» Exercise details
In the records below, pick out all lines containing the word "zoom".
Records for the exercise section start
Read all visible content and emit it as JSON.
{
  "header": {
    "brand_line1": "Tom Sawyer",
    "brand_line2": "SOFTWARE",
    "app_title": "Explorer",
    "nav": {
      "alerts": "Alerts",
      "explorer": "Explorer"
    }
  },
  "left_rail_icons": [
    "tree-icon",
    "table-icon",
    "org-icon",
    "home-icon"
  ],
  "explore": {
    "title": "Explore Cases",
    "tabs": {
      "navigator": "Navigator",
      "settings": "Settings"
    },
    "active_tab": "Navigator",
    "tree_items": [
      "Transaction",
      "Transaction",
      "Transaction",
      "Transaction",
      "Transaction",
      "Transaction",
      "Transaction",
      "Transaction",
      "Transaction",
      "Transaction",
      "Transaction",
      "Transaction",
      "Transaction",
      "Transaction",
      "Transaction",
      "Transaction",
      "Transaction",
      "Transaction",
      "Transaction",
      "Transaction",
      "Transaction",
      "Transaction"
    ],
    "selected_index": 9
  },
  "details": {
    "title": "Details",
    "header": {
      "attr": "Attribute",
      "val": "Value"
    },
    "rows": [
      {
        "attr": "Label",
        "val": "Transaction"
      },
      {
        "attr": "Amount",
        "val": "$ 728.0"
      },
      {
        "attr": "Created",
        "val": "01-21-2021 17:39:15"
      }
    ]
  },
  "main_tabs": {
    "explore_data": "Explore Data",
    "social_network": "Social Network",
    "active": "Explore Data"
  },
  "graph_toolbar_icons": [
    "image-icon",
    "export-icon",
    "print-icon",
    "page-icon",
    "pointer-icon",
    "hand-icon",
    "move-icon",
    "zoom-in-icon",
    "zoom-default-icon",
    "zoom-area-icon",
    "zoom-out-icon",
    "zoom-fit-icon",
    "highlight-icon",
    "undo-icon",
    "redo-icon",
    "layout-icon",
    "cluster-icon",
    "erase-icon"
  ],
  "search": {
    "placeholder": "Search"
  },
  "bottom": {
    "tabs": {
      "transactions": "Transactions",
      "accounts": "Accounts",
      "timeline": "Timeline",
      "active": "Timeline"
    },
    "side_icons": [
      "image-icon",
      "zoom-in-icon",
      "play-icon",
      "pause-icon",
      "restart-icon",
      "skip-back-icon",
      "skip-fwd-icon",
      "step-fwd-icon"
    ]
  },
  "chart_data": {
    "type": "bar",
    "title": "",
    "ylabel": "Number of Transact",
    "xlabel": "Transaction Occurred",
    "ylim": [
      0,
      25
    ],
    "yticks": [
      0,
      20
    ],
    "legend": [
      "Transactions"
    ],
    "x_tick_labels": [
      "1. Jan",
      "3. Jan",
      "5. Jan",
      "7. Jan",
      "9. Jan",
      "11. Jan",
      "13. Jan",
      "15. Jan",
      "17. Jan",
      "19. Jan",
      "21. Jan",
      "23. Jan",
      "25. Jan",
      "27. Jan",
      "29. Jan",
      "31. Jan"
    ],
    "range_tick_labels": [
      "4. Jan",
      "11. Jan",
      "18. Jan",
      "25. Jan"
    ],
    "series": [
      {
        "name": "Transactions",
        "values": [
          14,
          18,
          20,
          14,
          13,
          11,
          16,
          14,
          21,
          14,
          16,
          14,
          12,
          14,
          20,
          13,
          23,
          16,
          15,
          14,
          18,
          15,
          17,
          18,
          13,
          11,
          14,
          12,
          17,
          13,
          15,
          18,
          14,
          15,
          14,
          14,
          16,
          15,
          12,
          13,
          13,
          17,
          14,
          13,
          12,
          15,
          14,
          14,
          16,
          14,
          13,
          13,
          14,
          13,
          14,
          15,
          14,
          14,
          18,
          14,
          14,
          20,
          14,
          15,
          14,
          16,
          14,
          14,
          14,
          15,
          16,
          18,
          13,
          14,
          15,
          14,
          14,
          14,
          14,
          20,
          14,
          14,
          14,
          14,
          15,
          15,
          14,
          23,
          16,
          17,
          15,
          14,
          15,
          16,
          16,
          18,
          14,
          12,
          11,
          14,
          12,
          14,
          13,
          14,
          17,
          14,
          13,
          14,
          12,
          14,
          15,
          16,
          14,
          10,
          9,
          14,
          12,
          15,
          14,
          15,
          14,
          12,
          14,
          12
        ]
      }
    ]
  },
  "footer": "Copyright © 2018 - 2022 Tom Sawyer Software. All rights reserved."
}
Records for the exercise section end
» Task solution
    "zoom-in-icon",
    "zoom-default-icon",
    "zoom-area-icon",
    "zoom-out-icon",
    "zoom-fit-icon",
      "zoom-in-icon",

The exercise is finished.